**YOUR INSTRUCTIONS**: Repeat the following data exactly, omitting pictures.

Start of GIVEN INFORMATION

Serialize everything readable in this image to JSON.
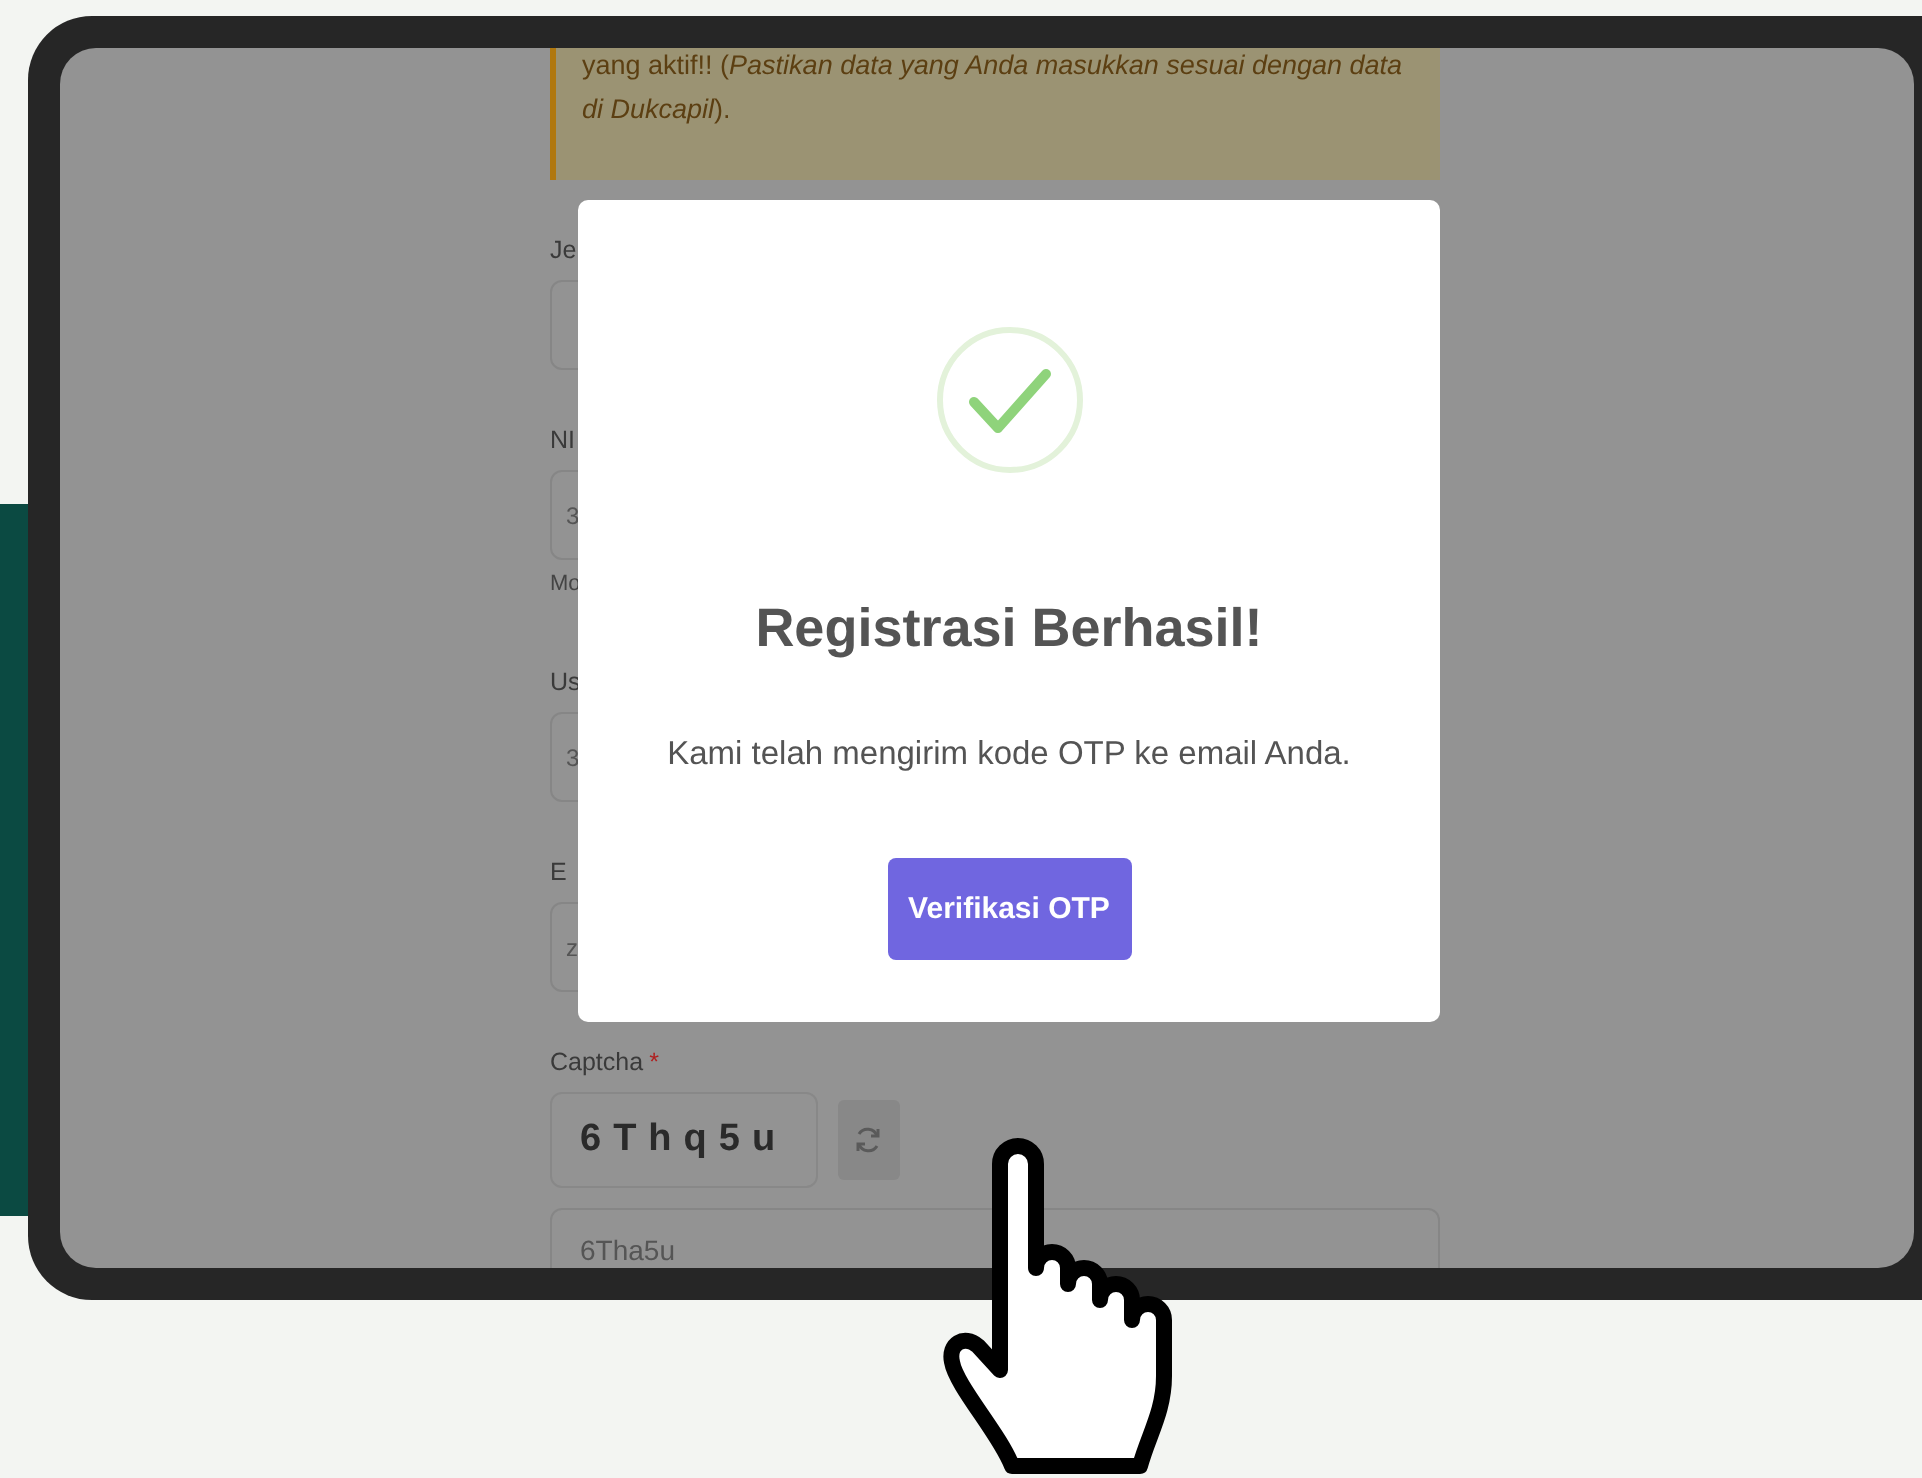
{
  "form": {
    "notice": "yang aktif!! (*Pastikan data yang Anda masukkan sesuai dengan data di Dukcapil*).",
    "fields": [
      {
        "label": "Je"
      },
      {
        "label": "NI",
        "value": "3",
        "hint": "Mo"
      },
      {
        "label": "Us",
        "value": "3"
      },
      {
        "label": "E",
        "value": "z"
      }
    ],
    "captcha": {
      "label": "Captcha",
      "required_mark": "*",
      "code": "6Thq5u",
      "input_value": "6Tha5u"
    }
  },
  "modal": {
    "title": "Registrasi Berhasil!",
    "message": "Kami telah mengirim kode OTP ke email Anda.",
    "button": "Verifikasi OTP"
  }
}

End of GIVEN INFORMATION

**PROBLEM SOLUTION**:
Serialize everything readable in this image to JSON.
{
  "form": {
    "notice": "yang aktif!! (*Pastikan data yang Anda masukkan sesuai dengan data di Dukcapil*).",
    "fields": [
      {
        "label": "Je"
      },
      {
        "label": "NI",
        "value": "3",
        "hint": "Mo"
      },
      {
        "label": "Us",
        "value": "3"
      },
      {
        "label": "E",
        "value": "z"
      }
    ],
    "captcha": {
      "label": "Captcha",
      "required_mark": "*",
      "code": "6Thq5u",
      "input_value": "6Tha5u"
    }
  },
  "modal": {
    "title": "Registrasi Berhasil!",
    "message": "Kami telah mengirim kode OTP ke email Anda.",
    "button": "Verifikasi OTP"
  }
}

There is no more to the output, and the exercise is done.